I did it! After a year in which I took on more writing and editing jobs than I thought I could handle in my spare time, I finally finished revising my own book. Sure, it took a lot longer than I initially expected, but the past 12 months have brought me so much growth in terms of my understanding of writing, and the opportunities I’ve had have done a lot to boost my confidence in my skills. As I closed the final chapter late Sunday night I was able to sit back and say, this is a story I would read again. I honestly can’t say that for a lot of the things I’ve written in the past.
Now comes the bigger challenge: queries, book proposals, sample chapters, and rejection letters. This won’t be the first time I’ve submitted a book to agents and editors, and I don’t expect it will be any easier than previous attempts either. The one thing I have on my side this time is a little more experience and a great reward program.

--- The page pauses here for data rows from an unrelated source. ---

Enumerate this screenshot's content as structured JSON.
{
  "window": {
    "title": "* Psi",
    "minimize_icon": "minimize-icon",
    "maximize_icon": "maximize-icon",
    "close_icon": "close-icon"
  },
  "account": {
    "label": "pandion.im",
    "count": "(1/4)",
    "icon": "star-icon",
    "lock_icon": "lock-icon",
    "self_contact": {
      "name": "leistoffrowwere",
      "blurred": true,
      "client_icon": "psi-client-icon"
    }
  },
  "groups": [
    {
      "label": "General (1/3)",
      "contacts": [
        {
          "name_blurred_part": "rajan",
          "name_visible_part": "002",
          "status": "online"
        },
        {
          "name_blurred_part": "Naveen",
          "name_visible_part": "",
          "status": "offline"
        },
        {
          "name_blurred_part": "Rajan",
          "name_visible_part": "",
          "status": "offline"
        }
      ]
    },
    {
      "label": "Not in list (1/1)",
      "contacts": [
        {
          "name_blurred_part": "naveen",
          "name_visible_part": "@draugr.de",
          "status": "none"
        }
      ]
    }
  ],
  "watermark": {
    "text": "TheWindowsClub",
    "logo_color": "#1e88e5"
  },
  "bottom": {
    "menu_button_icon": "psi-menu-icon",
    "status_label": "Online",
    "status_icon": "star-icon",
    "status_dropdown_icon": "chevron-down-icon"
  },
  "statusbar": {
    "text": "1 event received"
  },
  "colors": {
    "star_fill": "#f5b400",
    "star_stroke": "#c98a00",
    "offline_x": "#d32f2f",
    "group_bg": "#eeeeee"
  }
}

I’ve heard stories of other writers taking each of their rejections and skewering it on a bill spike. Some use them for target practice. Others have simply burned them. I use them as an excuse to treat myself. It’s kind of like my coffee punch card, for every rejection letter I receive I get a stamp. Once my stamp card is filled, I get a book, or I go to dinner with a friend — something to celebrate the fact that I put myself out there.
The Rejection Reward Program serves two purposes, it helps take the sting out of a form letter (I get an extra stamp if the letter is a personal note), and it encourages me to keep trying. After all, who can say no to the reward of your choice?
I’ll keep you posted as to my progress in the weeks ahead. For those of you who are in the same stage of writing as me, I’d love to hear what you do to keep yourself motivated. You can answer via the comment section on this page, or visit me and connect with some other writers over on my Facebook Writer’s Page.